Task:
Scan the entries for the word "jajaja". Every line that has it should be copied.

BEGIN Data supplied

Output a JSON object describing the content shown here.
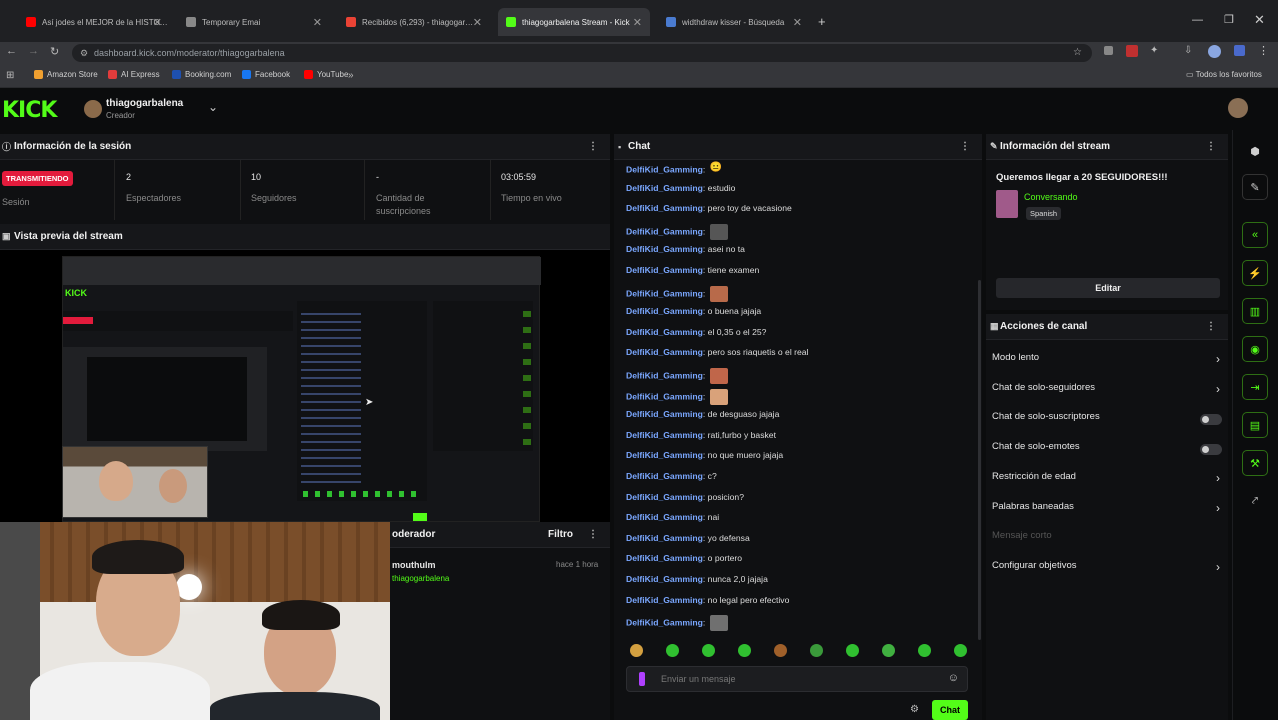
{
  "browser": {
    "tabs": [
      {
        "label": "Así jodes el MEJOR de la HISTO…",
        "fav": "#ff0000"
      },
      {
        "label": "Temporary Emai",
        "fav": "#888888"
      },
      {
        "label": "Recibidos (6,293) - thiagogar…",
        "fav": "#ea4335"
      },
      {
        "label": "thiagogarbalena Stream - Kick",
        "fav": "#53fc18"
      },
      {
        "label": "widthdraw kisser - Búsqueda",
        "fav": "#4a7bd0"
      }
    ],
    "new_tab": "+",
    "url": "dashboard.kick.com/moderator/thiagogarbalena",
    "bookmarks": [
      {
        "label": "Amazon Store",
        "color": "#f0a030"
      },
      {
        "label": "AI Express",
        "color": "#e23c3c"
      },
      {
        "label": "Booking.com",
        "color": "#1e50b0"
      },
      {
        "label": "Facebook",
        "color": "#1877f2"
      },
      {
        "label": "YouTube",
        "color": "#ff0000"
      }
    ],
    "all_bookmarks": "Todos los favoritos"
  },
  "header": {
    "logo": "KICK",
    "channel_name": "thiagogarbalena",
    "role": "Creador"
  },
  "session": {
    "title": "Información de la sesión",
    "live_badge": "TRANSMITIENDO",
    "session_label": "Sesión",
    "stats": [
      {
        "value": "2",
        "label": "Espectadores"
      },
      {
        "value": "10",
        "label": "Seguidores"
      },
      {
        "value": "-",
        "label": "Cantidad de suscripciones"
      },
      {
        "value": "03:05:59",
        "label": "Tiempo en vivo"
      }
    ]
  },
  "preview": {
    "title": "Vista previa del stream"
  },
  "moderator_panel": {
    "title": "oderador",
    "filter_label": "Filtro",
    "entry_user": "mouthulm",
    "entry_channel": "thiagogarbalena",
    "entry_time": "hace 1 hora"
  },
  "chat": {
    "title": "Chat",
    "messages": [
      {
        "user": "DelfiKid_Gamming",
        "text": "",
        "emote": "#6f6656",
        "emote_text": "😐"
      },
      {
        "user": "DelfiKid_Gamming",
        "text": "estudio",
        "emote": ""
      },
      {
        "user": "DelfiKid_Gamming",
        "text": "pero toy de vacasione",
        "emote": ""
      },
      {
        "user": "DelfiKid_Gamming",
        "text": "",
        "emote": "#565656"
      },
      {
        "user": "DelfiKid_Gamming",
        "text": "asei no ta",
        "emote": ""
      },
      {
        "user": "DelfiKid_Gamming",
        "text": "tiene examen",
        "emote": ""
      },
      {
        "user": "DelfiKid_Gamming",
        "text": "",
        "emote": "#b86a4a"
      },
      {
        "user": "DelfiKid_Gamming",
        "text": "o buena jajaja",
        "emote": ""
      },
      {
        "user": "DelfiKid_Gamming",
        "text": "el 0,35 o el 25?",
        "emote": ""
      },
      {
        "user": "DelfiKid_Gamming",
        "text": "pero sos riaquetis o el real",
        "emote": ""
      },
      {
        "user": "DelfiKid_Gamming",
        "text": "",
        "emote": "#c0664a"
      },
      {
        "user": "DelfiKid_Gamming",
        "text": "",
        "emote": "#d9a27a"
      },
      {
        "user": "DelfiKid_Gamming",
        "text": "de desguaso jajaja",
        "emote": ""
      },
      {
        "user": "DelfiKid_Gamming",
        "text": "rati,furbo y basket",
        "emote": ""
      },
      {
        "user": "DelfiKid_Gamming",
        "text": "no que muero jajaja",
        "emote": ""
      },
      {
        "user": "DelfiKid_Gamming",
        "text": "c?",
        "emote": ""
      },
      {
        "user": "DelfiKid_Gamming",
        "text": "posicion?",
        "emote": ""
      },
      {
        "user": "DelfiKid_Gamming",
        "text": "nai",
        "emote": ""
      },
      {
        "user": "DelfiKid_Gamming",
        "text": "yo defensa",
        "emote": ""
      },
      {
        "user": "DelfiKid_Gamming",
        "text": "o portero",
        "emote": ""
      },
      {
        "user": "DelfiKid_Gamming",
        "text": "nunca 2,0 jajaja",
        "emote": ""
      },
      {
        "user": "DelfiKid_Gamming",
        "text": "no legal pero efectivo",
        "emote": ""
      },
      {
        "user": "DelfiKid_Gamming",
        "text": "",
        "emote": "#707070"
      }
    ],
    "input_placeholder": "Enviar un mensaje",
    "send_label": "Chat",
    "emote_colors": [
      "#d4a040",
      "#30c030",
      "#30c030",
      "#30c030",
      "#a0602a",
      "#3a9a3a",
      "#30c030",
      "#40b040",
      "#30c030",
      "#30c030"
    ]
  },
  "stream_info": {
    "title": "Información del stream",
    "stream_title": "Queremos llegar a 20 SEGUIDORES!!!",
    "category": "Conversando",
    "tag": "Spanish",
    "edit_label": "Editar"
  },
  "channel_actions": {
    "title": "Acciones de canal",
    "items": [
      {
        "label": "Modo lento",
        "control": "chevron"
      },
      {
        "label": "Chat de solo-seguidores",
        "control": "chevron"
      },
      {
        "label": "Chat de solo-suscriptores",
        "control": "toggle"
      },
      {
        "label": "Chat de solo-emotes",
        "control": "toggle"
      },
      {
        "label": "Restricción de edad",
        "control": "chevron"
      },
      {
        "label": "Palabras baneadas",
        "control": "chevron"
      },
      {
        "label": "Mensaje corto",
        "control": "none"
      },
      {
        "label": "Configurar objetivos",
        "control": "chevron"
      }
    ]
  },
  "colors": {
    "accent": "#53fc18",
    "live": "#e31b3c",
    "username": "#7aa7ff"
  }
}
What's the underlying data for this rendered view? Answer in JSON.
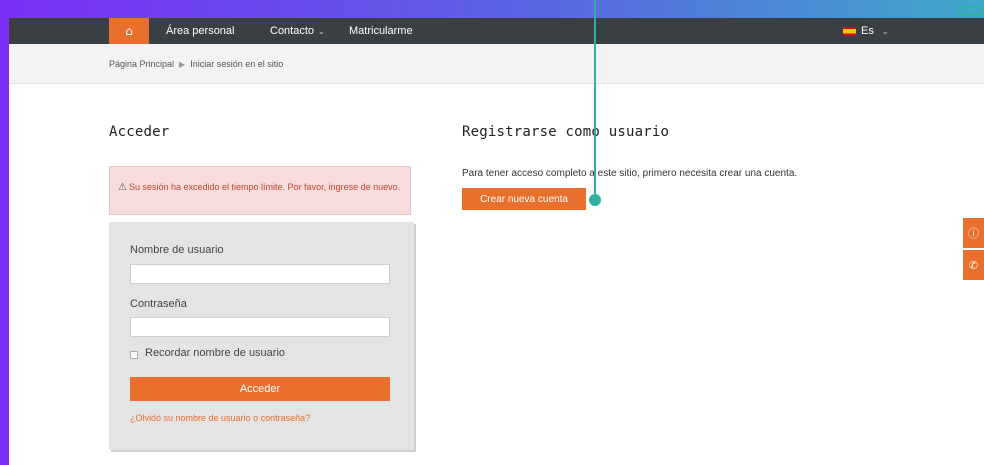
{
  "navbar": {
    "home_icon": "home-icon",
    "links": [
      {
        "label": "Área personal"
      },
      {
        "label": "Contacto",
        "has_dropdown": true
      },
      {
        "label": "Matricularme"
      }
    ],
    "language": {
      "label": "Es",
      "flag": "spain-flag-icon"
    }
  },
  "breadcrumb": {
    "items": [
      "Página Principal",
      "Iniciar sesión en el sitio"
    ],
    "separator": "▶"
  },
  "login": {
    "title": "Acceder",
    "alert": {
      "icon": "warning-icon",
      "text": "Su sesión ha excedido el tiempo límite. Por favor, ingrese de nuevo."
    },
    "username_label": "Nombre de usuario",
    "username_value": "",
    "password_label": "Contraseña",
    "password_value": "",
    "remember_label": "Recordar nombre de usuario",
    "remember_checked": false,
    "submit_label": "Acceder",
    "forgot_link": "¿Olvidó su nombre de usuario o contraseña?"
  },
  "register": {
    "title": "Registrarse como usuario",
    "description": "Para tener acceso completo a este sitio, primero necesita crear una cuenta.",
    "button_label": "Crear nueva cuenta"
  },
  "side_tabs": [
    "info-icon",
    "phone-icon"
  ],
  "colors": {
    "accent": "#e96f2d",
    "navbar": "#3a3f44",
    "frame": "#7b2ff7",
    "annotation": "#2bb3a0",
    "alert_bg": "#f6dcdc"
  }
}
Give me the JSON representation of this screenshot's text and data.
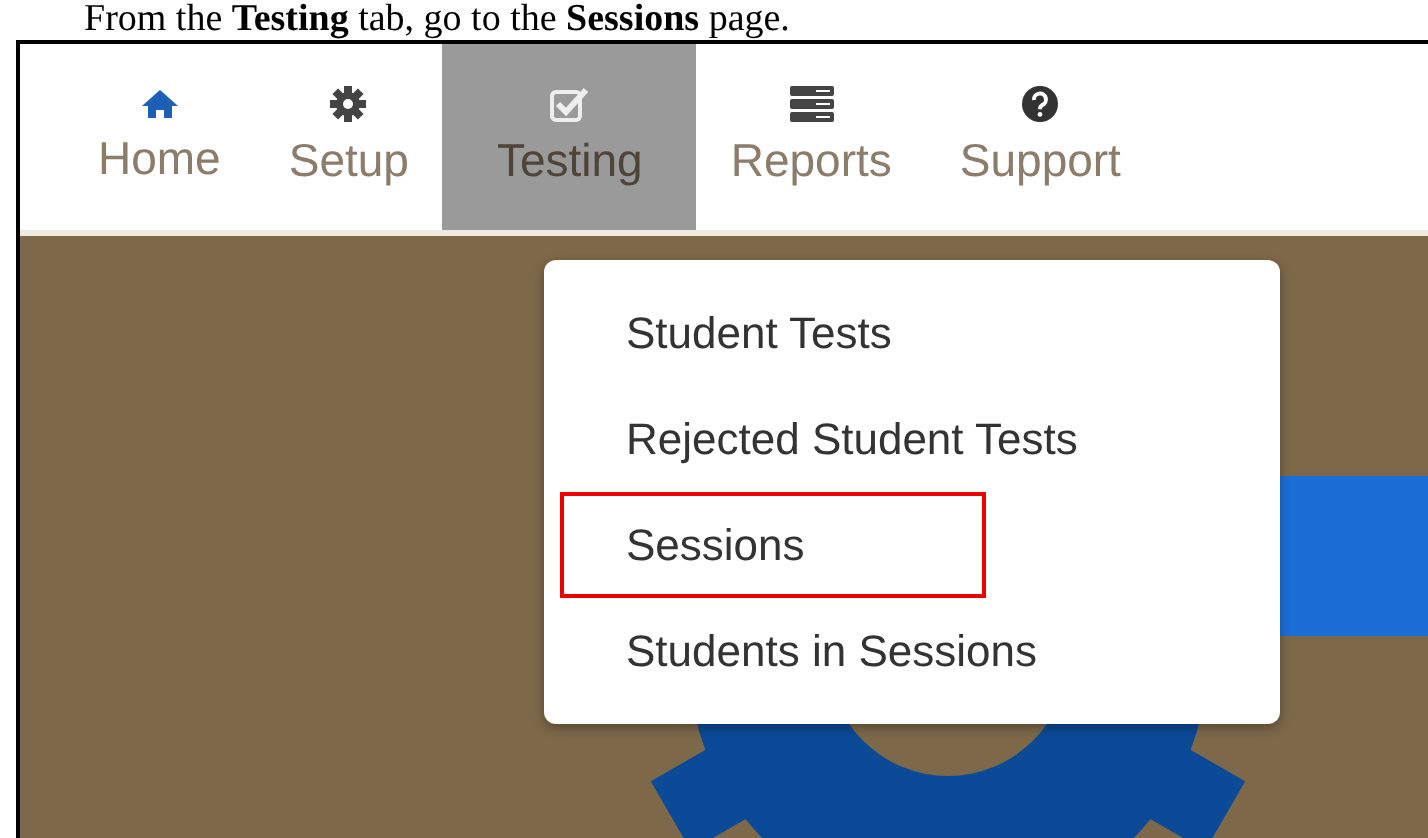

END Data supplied

Result of this task:
        "text": "o buena jajaja",
        "text": "de desguaso jajaja",
        "text": "no que muero jajaja",
        "text": "nunca 2,0 jajaja",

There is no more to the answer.